Pitre C. Bourdon, Marco Cardinale, Andrew Murray, Paul Gastin, Michael Kellmann, Matthew C. Varley, Tim J. Gabbett, Aaron J. Coutts, Darren J. Burgess, Warren Gregson and N. Timothy Cable

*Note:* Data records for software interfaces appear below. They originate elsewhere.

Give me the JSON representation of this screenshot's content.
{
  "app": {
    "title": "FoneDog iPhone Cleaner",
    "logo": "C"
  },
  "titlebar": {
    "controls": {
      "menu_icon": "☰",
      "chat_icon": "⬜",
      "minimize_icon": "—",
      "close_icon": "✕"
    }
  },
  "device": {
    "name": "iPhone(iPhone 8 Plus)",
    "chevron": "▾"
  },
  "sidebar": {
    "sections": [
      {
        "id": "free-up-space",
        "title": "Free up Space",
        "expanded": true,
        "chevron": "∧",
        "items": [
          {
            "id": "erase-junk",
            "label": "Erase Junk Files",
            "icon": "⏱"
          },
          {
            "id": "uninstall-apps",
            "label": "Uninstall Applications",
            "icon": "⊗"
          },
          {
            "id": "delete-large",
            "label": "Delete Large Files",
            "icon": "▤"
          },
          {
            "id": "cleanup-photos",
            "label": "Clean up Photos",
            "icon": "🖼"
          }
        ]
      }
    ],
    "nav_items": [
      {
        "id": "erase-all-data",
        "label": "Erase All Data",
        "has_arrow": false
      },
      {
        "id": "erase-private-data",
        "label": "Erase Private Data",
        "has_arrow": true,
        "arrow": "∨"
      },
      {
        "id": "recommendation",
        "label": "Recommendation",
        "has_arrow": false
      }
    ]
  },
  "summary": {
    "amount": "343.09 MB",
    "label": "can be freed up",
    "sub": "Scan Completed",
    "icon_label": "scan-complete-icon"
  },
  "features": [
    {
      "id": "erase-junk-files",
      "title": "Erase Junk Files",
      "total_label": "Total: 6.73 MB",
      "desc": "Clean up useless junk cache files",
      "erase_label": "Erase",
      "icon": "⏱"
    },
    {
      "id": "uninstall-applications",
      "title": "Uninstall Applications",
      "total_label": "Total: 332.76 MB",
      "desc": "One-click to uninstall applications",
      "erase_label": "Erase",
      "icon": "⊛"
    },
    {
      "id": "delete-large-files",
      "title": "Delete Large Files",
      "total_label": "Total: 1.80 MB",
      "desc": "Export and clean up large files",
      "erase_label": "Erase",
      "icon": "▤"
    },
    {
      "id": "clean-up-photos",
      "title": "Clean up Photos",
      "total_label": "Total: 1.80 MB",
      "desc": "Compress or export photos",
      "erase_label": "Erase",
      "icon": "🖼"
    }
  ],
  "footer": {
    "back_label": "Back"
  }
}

Monitoring the load placed on athletes in both training and competition has become a very hot topic in sport science. Both scientists and coaches routinely monitor training loads using multidisciplinary approaches, and the pursuit of the best methodologies to capture and interpret data has produced an exponential increase in empirical and applied research. Indeed, the field has developed with such speed in recent years that it has given rise to industries aimed at developing new and novel paradigms to allow us to precisely quantify the internal and external loads placed on athletes and to help protect them from injury and ill health. In February 2016, a conference on “Monitoring Athlete Training Loads—The Hows and the Whys” was convened in Doha, Qatar, which brought together experts from around the world to share their applied research and contemporary practices in this rapidly growing field and also to investigate where it may branch to in the future. This consensus statement brings together the key findings and recommendations from this conference in a shared conceptual framework for use by coaches, sport-science and -medicine staff, and other related professionals who have an interest in monitoring athlete training loads and serves to provide an outline on what athlete-load monitoring is and how it is being applied in research and practice, why load monitoring is important and what the underlying rationale and prospective goals of monitoring are, and where athlete-load monitoring is heading in the future.